§ **WHAT IS BEING ASKED**: Write each entry again exactly as shown, but without the images it holds.
::: EXTRACTED ENTRIES :::
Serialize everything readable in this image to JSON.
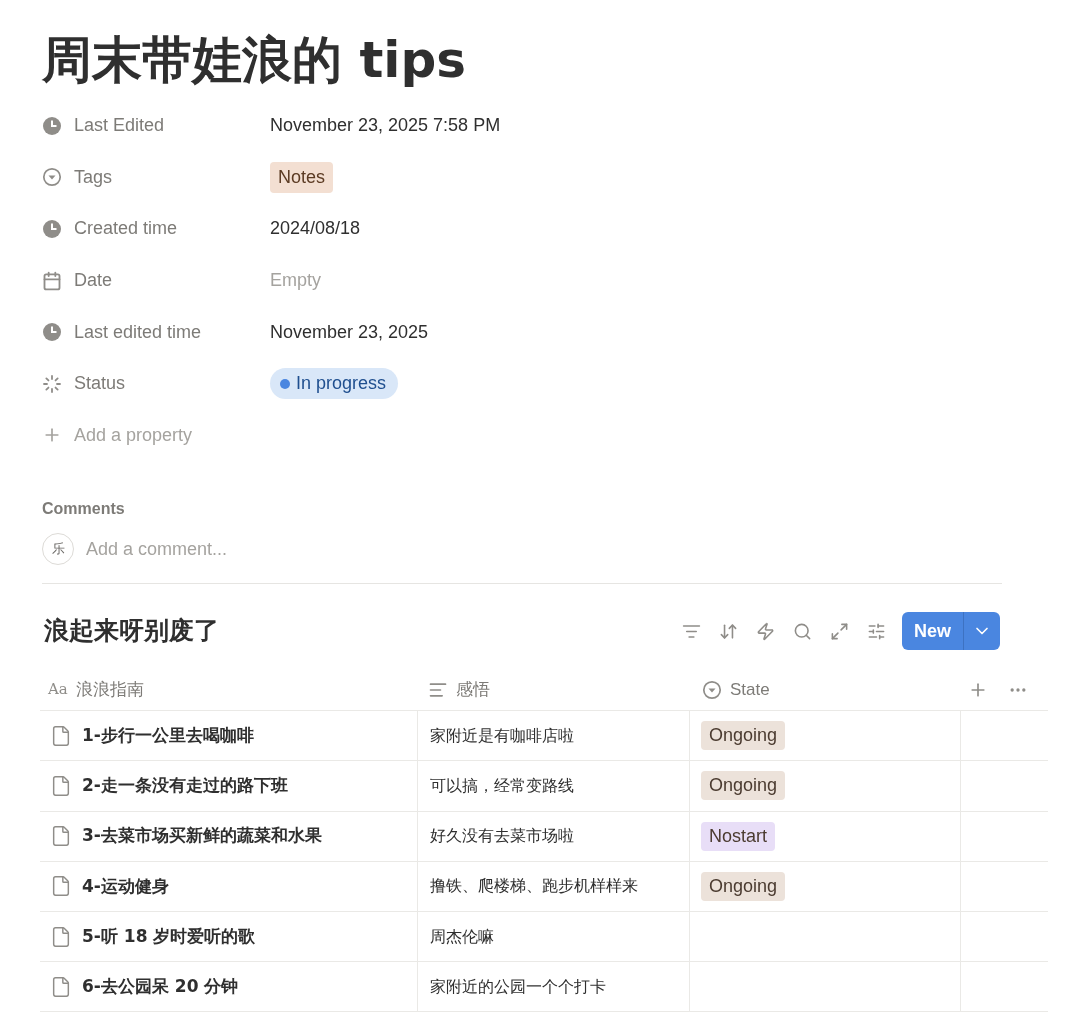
{
  "title": "周末带娃浪的 tips",
  "properties": [
    {
      "kind": "timestamp",
      "label": "Last Edited",
      "value": "November 23, 2025 7:58 PM"
    },
    {
      "kind": "select",
      "label": "Tags",
      "value": "Notes",
      "color": "#f3dfd2"
    },
    {
      "kind": "timestamp",
      "label": "Created time",
      "value": "2024/08/18"
    },
    {
      "kind": "date",
      "label": "Date",
      "value": "Empty"
    },
    {
      "kind": "timestamp",
      "label": "Last edited time",
      "value": "November 23, 2025"
    },
    {
      "kind": "status",
      "label": "Status",
      "value": "In progress",
      "color": "#4a86e0"
    }
  ],
  "add_property": "Add a property",
  "comments": {
    "heading": "Comments",
    "avatar": "乐",
    "placeholder": "Add a comment..."
  },
  "database": {
    "title": "浪起来呀别废了",
    "new_button": "New",
    "columns": [
      {
        "kind": "title",
        "type_mark": "Aa",
        "label": "浪浪指南"
      },
      {
        "kind": "text",
        "label": "感悟"
      },
      {
        "kind": "select",
        "label": "State"
      }
    ],
    "rows": [
      {
        "name": "1-步行一公里去喝咖啡",
        "note": "家附近是有咖啡店啦",
        "state": {
          "label": "Ongoing",
          "color": "#ece2da"
        }
      },
      {
        "name": "2-走一条没有走过的路下班",
        "note": "可以搞，经常变路线",
        "state": {
          "label": "Ongoing",
          "color": "#ece2da"
        }
      },
      {
        "name": "3-去菜市场买新鲜的蔬菜和水果",
        "note": "好久没有去菜市场啦",
        "state": {
          "label": "Nostart",
          "color": "#e8def7"
        }
      },
      {
        "name": "4-运动健身",
        "note": "撸铁、爬楼梯、跑步机样样来",
        "state": {
          "label": "Ongoing",
          "color": "#ece2da"
        }
      },
      {
        "name": "5-听 18 岁时爱听的歌",
        "note": "周杰伦嘛"
      },
      {
        "name": "6-去公园呆 20 分钟",
        "note": "家附近的公园一个个打卡"
      }
    ]
  }
}
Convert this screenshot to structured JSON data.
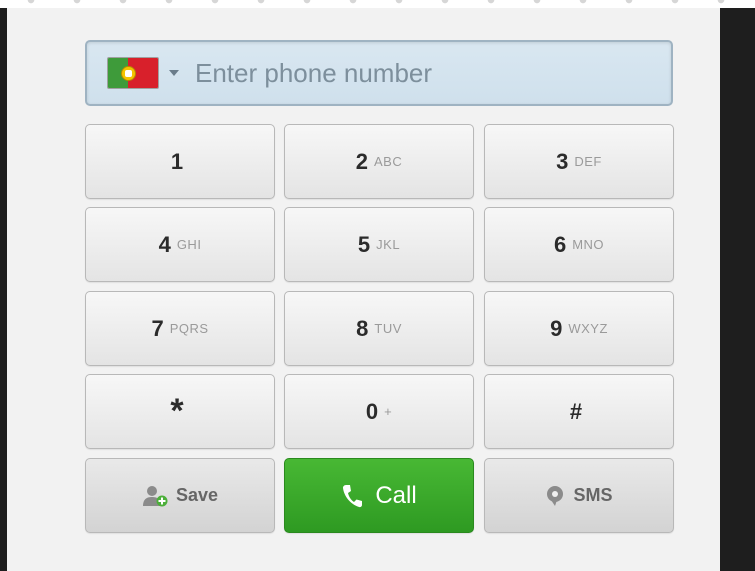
{
  "phone_field": {
    "placeholder": "Enter phone number",
    "country_flag": "portugal-flag",
    "flag_colors": {
      "green": "#3e9b3a",
      "red": "#d8202b",
      "emblem": "#f3c400"
    }
  },
  "keypad": {
    "keys": [
      {
        "digit": "1",
        "letters": ""
      },
      {
        "digit": "2",
        "letters": "ABC"
      },
      {
        "digit": "3",
        "letters": "DEF"
      },
      {
        "digit": "4",
        "letters": "GHI"
      },
      {
        "digit": "5",
        "letters": "JKL"
      },
      {
        "digit": "6",
        "letters": "MNO"
      },
      {
        "digit": "7",
        "letters": "PQRS"
      },
      {
        "digit": "8",
        "letters": "TUV"
      },
      {
        "digit": "9",
        "letters": "WXYZ"
      },
      {
        "digit": "*",
        "letters": ""
      },
      {
        "digit": "0",
        "letters": "+"
      },
      {
        "digit": "#",
        "letters": ""
      }
    ]
  },
  "actions": {
    "save_label": "Save",
    "save_icon": "add-contact-icon",
    "call_label": "Call",
    "call_icon": "phone-icon",
    "call_color": "#3cab2c",
    "sms_label": "SMS",
    "sms_icon": "chat-bubble-icon"
  }
}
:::
§ **EXERCISE SOLUTION**:
Serialize everything readable in this image to JSON.
{
  "title": "周末带娃浪的 tips",
  "properties": [
    {
      "kind": "timestamp",
      "label": "Last Edited",
      "value": "November 23, 2025 7:58 PM"
    },
    {
      "kind": "select",
      "label": "Tags",
      "value": "Notes",
      "color": "#f3dfd2"
    },
    {
      "kind": "timestamp",
      "label": "Created time",
      "value": "2024/08/18"
    },
    {
      "kind": "date",
      "label": "Date",
      "value": "Empty"
    },
    {
      "kind": "timestamp",
      "label": "Last edited time",
      "value": "November 23, 2025"
    },
    {
      "kind": "status",
      "label": "Status",
      "value": "In progress",
      "color": "#4a86e0"
    }
  ],
  "add_property": "Add a property",
  "comments": {
    "heading": "Comments",
    "avatar": "乐",
    "placeholder": "Add a comment..."
  },
  "database": {
    "title": "浪起来呀别废了",
    "new_button": "New",
    "columns": [
      {
        "kind": "title",
        "type_mark": "Aa",
        "label": "浪浪指南"
      },
      {
        "kind": "text",
        "label": "感悟"
      },
      {
        "kind": "select",
        "label": "State"
      }
    ],
    "rows": [
      {
        "name": "1-步行一公里去喝咖啡",
        "note": "家附近是有咖啡店啦",
        "state": {
          "label": "Ongoing",
          "color": "#ece2da"
        }
      },
      {
        "name": "2-走一条没有走过的路下班",
        "note": "可以搞，经常变路线",
        "state": {
          "label": "Ongoing",
          "color": "#ece2da"
        }
      },
      {
        "name": "3-去菜市场买新鲜的蔬菜和水果",
        "note": "好久没有去菜市场啦",
        "state": {
          "label": "Nostart",
          "color": "#e8def7"
        }
      },
      {
        "name": "4-运动健身",
        "note": "撸铁、爬楼梯、跑步机样样来",
        "state": {
          "label": "Ongoing",
          "color": "#ece2da"
        }
      },
      {
        "name": "5-听 18 岁时爱听的歌",
        "note": "周杰伦嘛"
      },
      {
        "name": "6-去公园呆 20 分钟",
        "note": "家附近的公园一个个打卡"
      }
    ]
  }
}
Convert this screenshot to structured JSON data.
{
  "phone_field": {
    "placeholder": "Enter phone number",
    "country_flag": "portugal-flag",
    "flag_colors": {
      "green": "#3e9b3a",
      "red": "#d8202b",
      "emblem": "#f3c400"
    }
  },
  "keypad": {
    "keys": [
      {
        "digit": "1",
        "letters": ""
      },
      {
        "digit": "2",
        "letters": "ABC"
      },
      {
        "digit": "3",
        "letters": "DEF"
      },
      {
        "digit": "4",
        "letters": "GHI"
      },
      {
        "digit": "5",
        "letters": "JKL"
      },
      {
        "digit": "6",
        "letters": "MNO"
      },
      {
        "digit": "7",
        "letters": "PQRS"
      },
      {
        "digit": "8",
        "letters": "TUV"
      },
      {
        "digit": "9",
        "letters": "WXYZ"
      },
      {
        "digit": "*",
        "letters": ""
      },
      {
        "digit": "0",
        "letters": "+"
      },
      {
        "digit": "#",
        "letters": ""
      }
    ]
  },
  "actions": {
    "save_label": "Save",
    "save_icon": "add-contact-icon",
    "call_label": "Call",
    "call_icon": "phone-icon",
    "call_color": "#3cab2c",
    "sms_label": "SMS",
    "sms_icon": "chat-bubble-icon"
  }
}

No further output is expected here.